Task to complete: Among the entries below, find the lines holding "Network" and copy them.

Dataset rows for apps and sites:
::::

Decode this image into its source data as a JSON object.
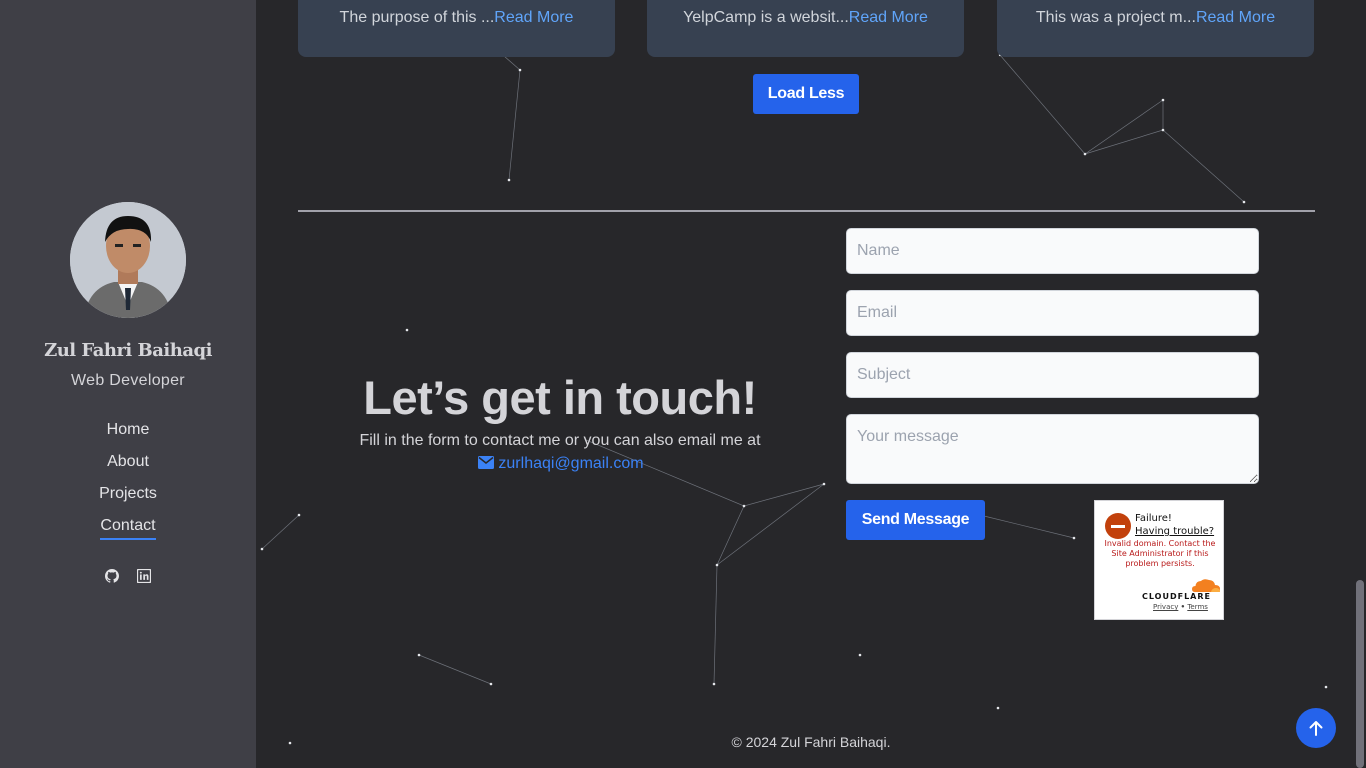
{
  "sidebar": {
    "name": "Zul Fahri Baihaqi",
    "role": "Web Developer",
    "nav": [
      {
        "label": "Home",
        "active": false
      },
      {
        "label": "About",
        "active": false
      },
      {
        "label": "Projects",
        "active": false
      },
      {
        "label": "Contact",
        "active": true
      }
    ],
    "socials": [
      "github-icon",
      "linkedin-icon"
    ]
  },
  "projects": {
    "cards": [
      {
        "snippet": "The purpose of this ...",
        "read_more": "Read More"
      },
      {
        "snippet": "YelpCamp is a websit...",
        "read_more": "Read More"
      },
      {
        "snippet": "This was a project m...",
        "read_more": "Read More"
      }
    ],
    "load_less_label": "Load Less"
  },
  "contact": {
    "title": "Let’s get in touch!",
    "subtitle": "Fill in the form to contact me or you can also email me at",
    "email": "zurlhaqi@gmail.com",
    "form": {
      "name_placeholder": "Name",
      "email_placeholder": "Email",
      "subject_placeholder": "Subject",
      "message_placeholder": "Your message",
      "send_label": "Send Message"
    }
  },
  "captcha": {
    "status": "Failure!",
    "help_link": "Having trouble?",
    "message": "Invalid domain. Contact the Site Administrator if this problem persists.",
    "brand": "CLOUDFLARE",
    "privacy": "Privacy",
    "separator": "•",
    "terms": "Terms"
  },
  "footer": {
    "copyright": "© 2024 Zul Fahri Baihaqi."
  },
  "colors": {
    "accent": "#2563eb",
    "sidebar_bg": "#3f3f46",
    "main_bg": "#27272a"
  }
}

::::

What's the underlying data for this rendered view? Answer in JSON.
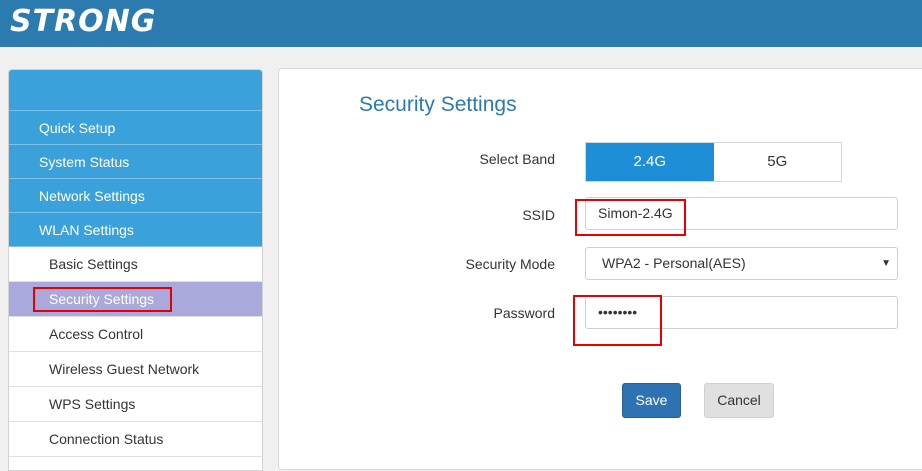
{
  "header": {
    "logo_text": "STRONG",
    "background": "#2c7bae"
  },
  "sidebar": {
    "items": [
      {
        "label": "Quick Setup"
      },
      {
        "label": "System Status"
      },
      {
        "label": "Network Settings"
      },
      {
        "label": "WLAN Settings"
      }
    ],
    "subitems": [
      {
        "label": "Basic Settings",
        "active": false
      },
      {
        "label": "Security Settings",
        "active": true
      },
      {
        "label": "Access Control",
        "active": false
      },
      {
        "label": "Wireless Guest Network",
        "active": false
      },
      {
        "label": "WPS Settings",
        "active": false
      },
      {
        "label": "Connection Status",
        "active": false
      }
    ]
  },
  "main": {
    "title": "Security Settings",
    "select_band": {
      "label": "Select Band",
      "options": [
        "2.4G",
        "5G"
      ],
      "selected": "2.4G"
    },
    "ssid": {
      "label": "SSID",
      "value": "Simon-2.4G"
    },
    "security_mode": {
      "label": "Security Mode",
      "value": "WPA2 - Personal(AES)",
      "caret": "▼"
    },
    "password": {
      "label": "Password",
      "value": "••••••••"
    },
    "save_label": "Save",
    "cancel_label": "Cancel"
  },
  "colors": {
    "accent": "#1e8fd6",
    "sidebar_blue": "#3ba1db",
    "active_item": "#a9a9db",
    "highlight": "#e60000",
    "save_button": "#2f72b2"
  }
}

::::

Result of this exercise:
        "label": "Network Settings"
        "label": "Wireless Guest Network",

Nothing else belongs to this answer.